- _TASK PROMPT_:
Search term "post": copy each line of the data containing it.

- _Records from a dataset_:
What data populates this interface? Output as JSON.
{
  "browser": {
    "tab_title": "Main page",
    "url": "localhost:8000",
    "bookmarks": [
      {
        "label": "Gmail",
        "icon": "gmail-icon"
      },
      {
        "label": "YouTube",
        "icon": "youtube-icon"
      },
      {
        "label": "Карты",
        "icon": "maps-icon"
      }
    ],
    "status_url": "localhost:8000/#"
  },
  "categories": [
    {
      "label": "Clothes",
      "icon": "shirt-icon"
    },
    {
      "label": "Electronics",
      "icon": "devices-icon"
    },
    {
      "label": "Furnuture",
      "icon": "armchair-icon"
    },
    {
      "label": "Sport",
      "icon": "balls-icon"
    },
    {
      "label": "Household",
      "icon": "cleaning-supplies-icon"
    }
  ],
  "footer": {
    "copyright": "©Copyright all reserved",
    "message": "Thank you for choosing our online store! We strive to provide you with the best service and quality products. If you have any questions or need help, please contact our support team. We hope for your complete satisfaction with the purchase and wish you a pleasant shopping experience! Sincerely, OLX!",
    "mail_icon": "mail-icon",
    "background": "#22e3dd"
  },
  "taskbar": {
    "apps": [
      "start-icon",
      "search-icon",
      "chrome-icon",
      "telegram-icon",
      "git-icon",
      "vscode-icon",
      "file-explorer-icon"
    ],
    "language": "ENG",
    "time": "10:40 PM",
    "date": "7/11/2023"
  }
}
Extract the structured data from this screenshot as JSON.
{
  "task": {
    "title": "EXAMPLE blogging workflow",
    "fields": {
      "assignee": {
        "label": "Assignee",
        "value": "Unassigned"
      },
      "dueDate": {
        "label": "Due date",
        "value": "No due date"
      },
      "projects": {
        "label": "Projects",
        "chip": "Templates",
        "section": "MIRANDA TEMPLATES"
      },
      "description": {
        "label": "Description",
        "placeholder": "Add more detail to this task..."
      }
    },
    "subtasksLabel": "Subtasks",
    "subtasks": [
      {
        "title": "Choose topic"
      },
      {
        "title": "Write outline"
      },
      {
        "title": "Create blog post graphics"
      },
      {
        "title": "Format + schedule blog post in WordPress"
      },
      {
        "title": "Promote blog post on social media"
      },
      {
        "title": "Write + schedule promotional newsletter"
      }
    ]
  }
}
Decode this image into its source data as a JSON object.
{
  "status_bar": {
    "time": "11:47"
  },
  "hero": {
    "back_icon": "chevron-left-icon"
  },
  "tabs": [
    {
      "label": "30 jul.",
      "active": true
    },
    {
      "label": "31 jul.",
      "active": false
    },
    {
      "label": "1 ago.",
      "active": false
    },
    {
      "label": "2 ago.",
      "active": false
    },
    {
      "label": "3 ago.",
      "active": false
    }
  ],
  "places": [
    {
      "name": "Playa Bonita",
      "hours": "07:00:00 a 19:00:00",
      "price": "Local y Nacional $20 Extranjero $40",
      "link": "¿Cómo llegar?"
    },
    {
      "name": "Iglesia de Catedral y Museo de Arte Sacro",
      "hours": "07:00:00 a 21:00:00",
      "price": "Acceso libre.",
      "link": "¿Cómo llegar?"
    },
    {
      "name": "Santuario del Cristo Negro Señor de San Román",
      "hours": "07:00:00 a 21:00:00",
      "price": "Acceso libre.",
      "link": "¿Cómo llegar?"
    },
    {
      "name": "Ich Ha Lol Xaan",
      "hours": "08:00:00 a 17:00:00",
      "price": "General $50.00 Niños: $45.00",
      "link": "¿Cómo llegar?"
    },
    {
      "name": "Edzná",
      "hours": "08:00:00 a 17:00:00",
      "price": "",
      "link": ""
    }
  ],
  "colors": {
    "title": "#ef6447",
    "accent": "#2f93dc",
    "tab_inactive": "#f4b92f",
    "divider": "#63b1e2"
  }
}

- _TASK RESULT_:
        "title": "Create blog post graphics"
        "title": "Format + schedule blog post in WordPress"
        "title": "Promote blog post on social media"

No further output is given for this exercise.